Oh, and I don’t go back to bed. Once I have fed the girls, I get stuck into the rest of my jobs around the garden if it is a weekend. If a weekday, I trundle off to work. It is a great way to start the day.
I became more aware of Animal welfare issues
Raising your own chooks opens your eyes to the welfare of other farm animals that probably don’t have it half as good as my girls in Cluckingham Palace. Caged hens that provide the majority of Australia’s egg supply live in a space as small as an iPad, along with 3 to 4 other hens sharing the same cage. After 18 months of laying, they are culled, usually turned into pet food. It isn’t right.
I have hens that are over six years old, and still laying at least 1 egg a week. I am quite happy running a home for the aged feathered lady.
Same goes for pigs, cows, and any other animal we abuse for food. Just because we eat them, no animal should undergo a torturous life in cramped conditions, just so that we can have cheap food.
We eat more wholesome food.
Our girls provide us with wholesome eggs, and with seven hens we usually get about 3-4 eggs a day. Remembering that all of my chooks are now at least past commercial laying age, I count my lucky stars each time I empty the nesting box.
Of course, having chooks means that we have an abundance of eggs, and between the 3 of us at home, and Megan and Amy who live locally, plus the two dogs, we manage to eat them all and rarely give them away or sell eggs.
I look forward to my cooked breakfast once a week on Sunday morning, that consists of free-range organic bacon, fresh eggs from the girls, homegrown tomatoes, and homemade bread! Best breakfast ever. We have even been known to skip the bacon and just eat eggs and organic baked beans on toast. The flavour of the eggs are just amazing. Far tastier than shop bought eggs. Wholesome eggs deserve wholesome accompaniments!
We also now buy as much organic fare as possible, and I try to grow as much fruit and vegetable that we can here in our own backyard. We didn’t really give much thought to where our food came from before backyard chooks.
We eat less meat, and when we do eat it, we choose free-range organic/biodynamic.
Because we have our own chooks, and the animal welfare awareness I mentioned at point two, we want to ensure that any animal we eat only had one bad day in their entire life. That bad day is obviously the one where they are dispatched.
We decided not long after we got our chooks that we would cut back on meat consumption, now down to two days a week, and any meat we bought would be free-range, organic or biodynamic raised. If we could, we try to source it locally, but our criteria makes that quite difficult to achieve. We rarely eat beef or pork, relying mainly and ironically on chicken. We also eat sustainably sourced seafood.

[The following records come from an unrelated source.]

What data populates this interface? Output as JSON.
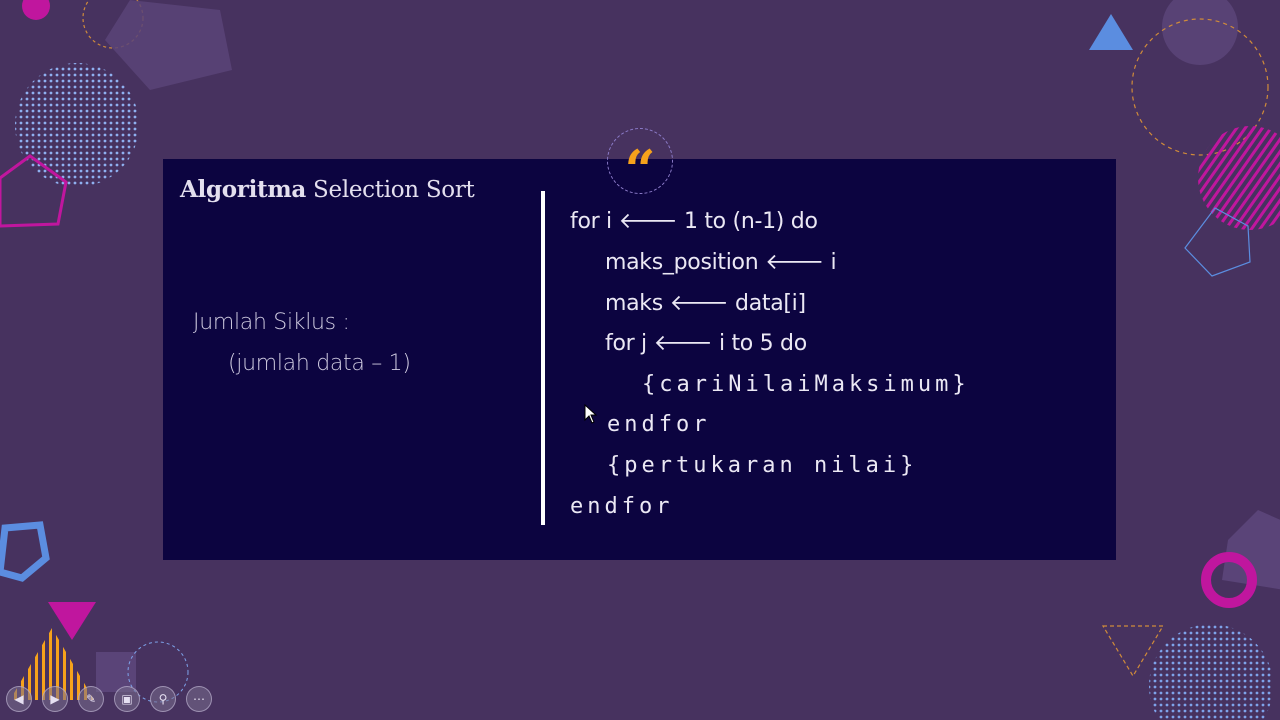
{
  "slide": {
    "title_bold": "Algoritma",
    "title_rest": "Selection Sort",
    "left": {
      "line1": "Jumlah Siklus :",
      "line2": "(jumlah data – 1)"
    },
    "code": {
      "l1_a": "for i",
      "l1_b": "1 to (n-1) do",
      "l2_a": "maks_position",
      "l2_b": "i",
      "l3_a": "maks",
      "l3_b": "data[i]",
      "l4_a": "for j",
      "l4_b": "i to 5 do",
      "l5": "{cariNilaiMaksimum}",
      "l6": "endfor",
      "l7": "{pertukaran nilai}",
      "l8": "endfor",
      "arrow": "🡐"
    },
    "quote_glyph": "“"
  },
  "nav": {
    "prev": "◀",
    "next": "▶",
    "pen": "✎",
    "slides": "▣",
    "zoom": "⚲",
    "more": "⋯"
  },
  "colors": {
    "background": "#47325f",
    "card": "#0c0440",
    "accent_orange": "#f6a21b",
    "accent_magenta": "#c0169e",
    "accent_blue": "#5b8de0"
  }
}
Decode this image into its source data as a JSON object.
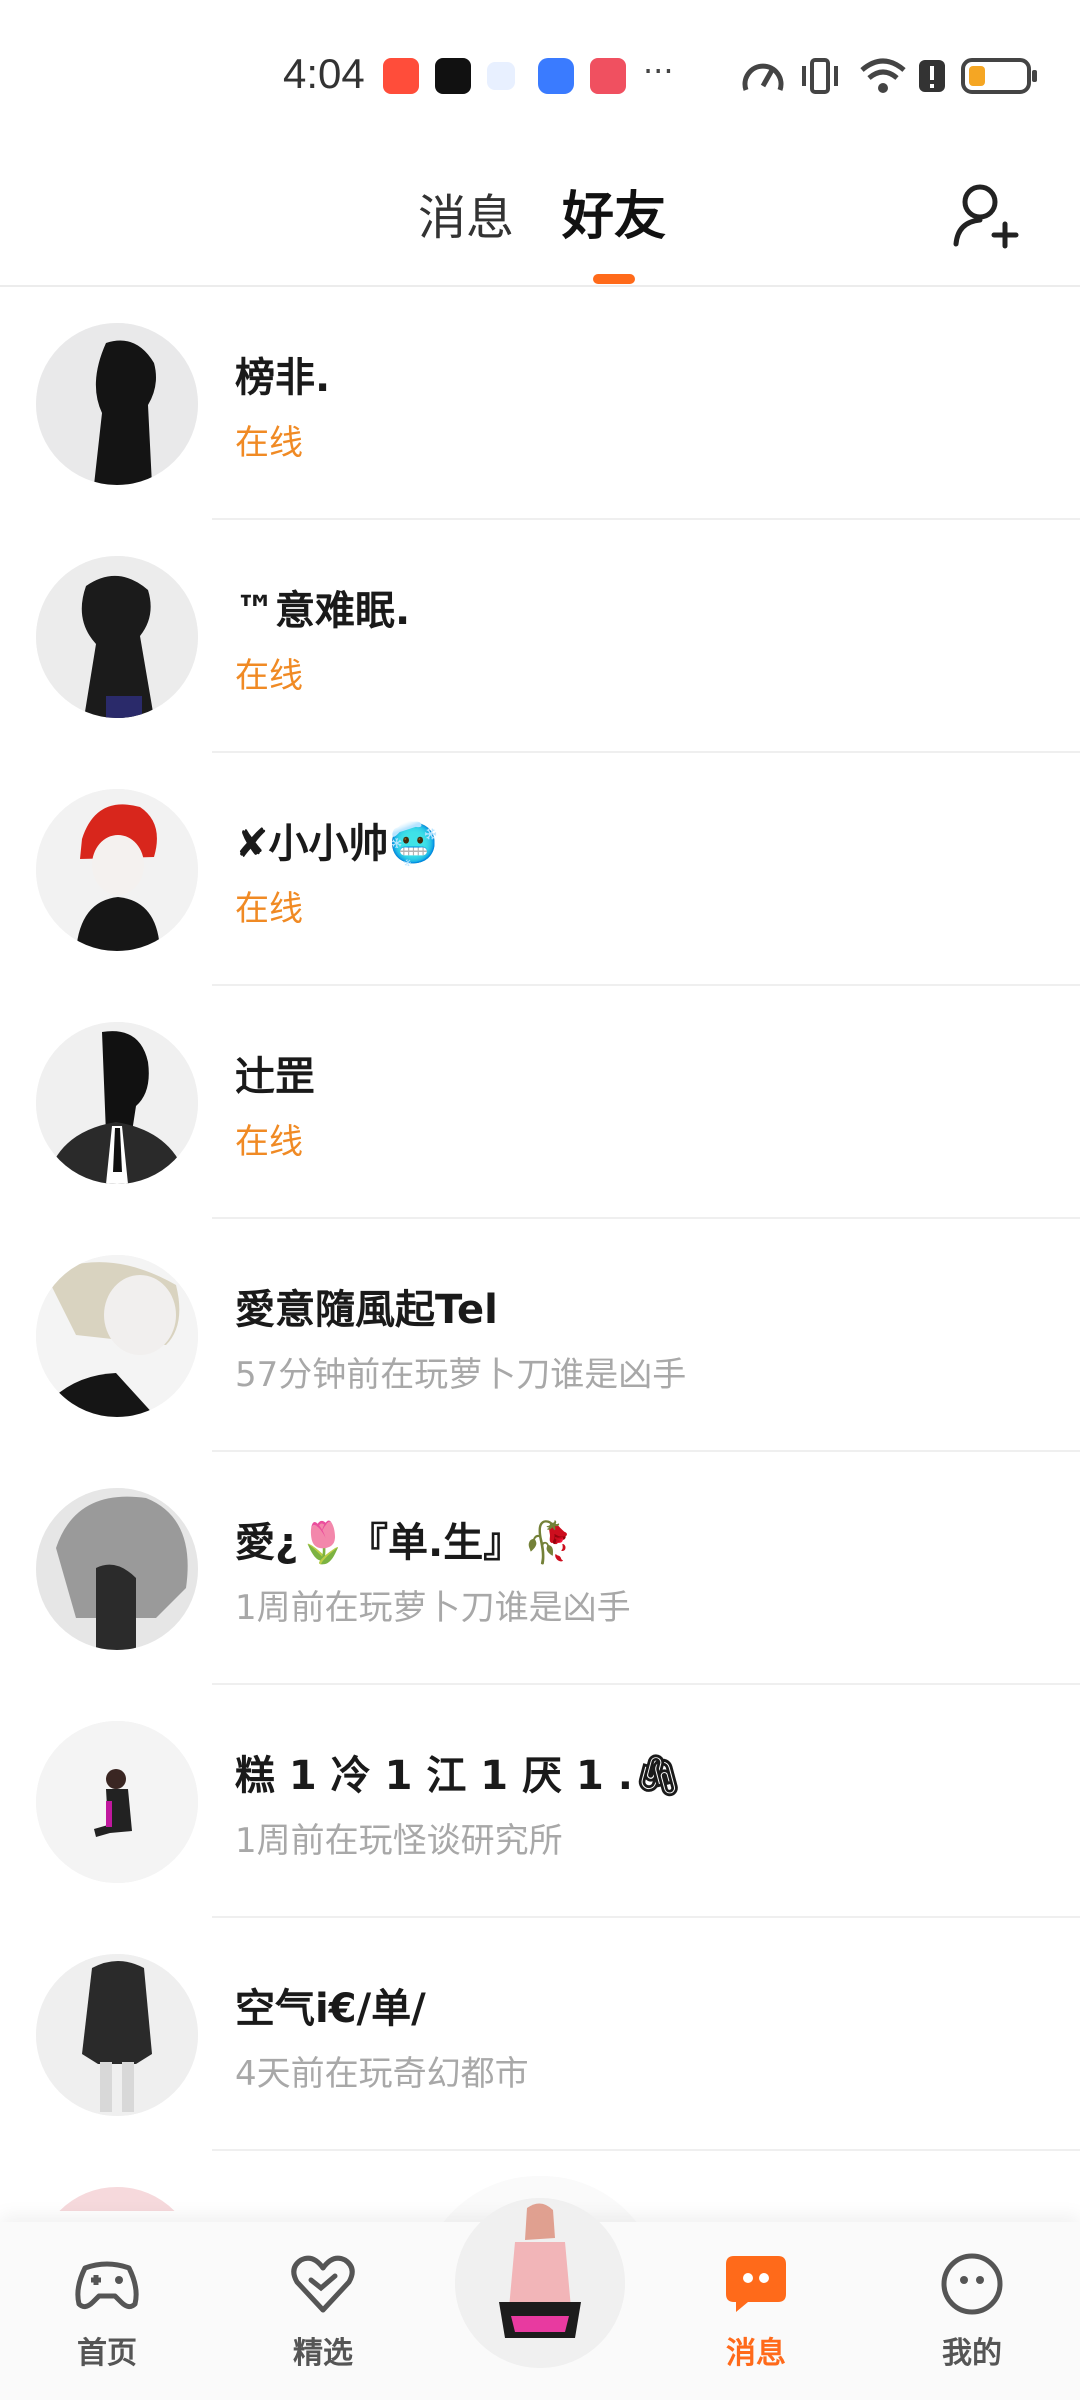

Before we kept backyard chickens we ate meat every single day. Not bad for a couple of die-hard omnivores.
So there you have it, that is why keeping backyard chickens has changed my life. How has backyard chickens changed yours?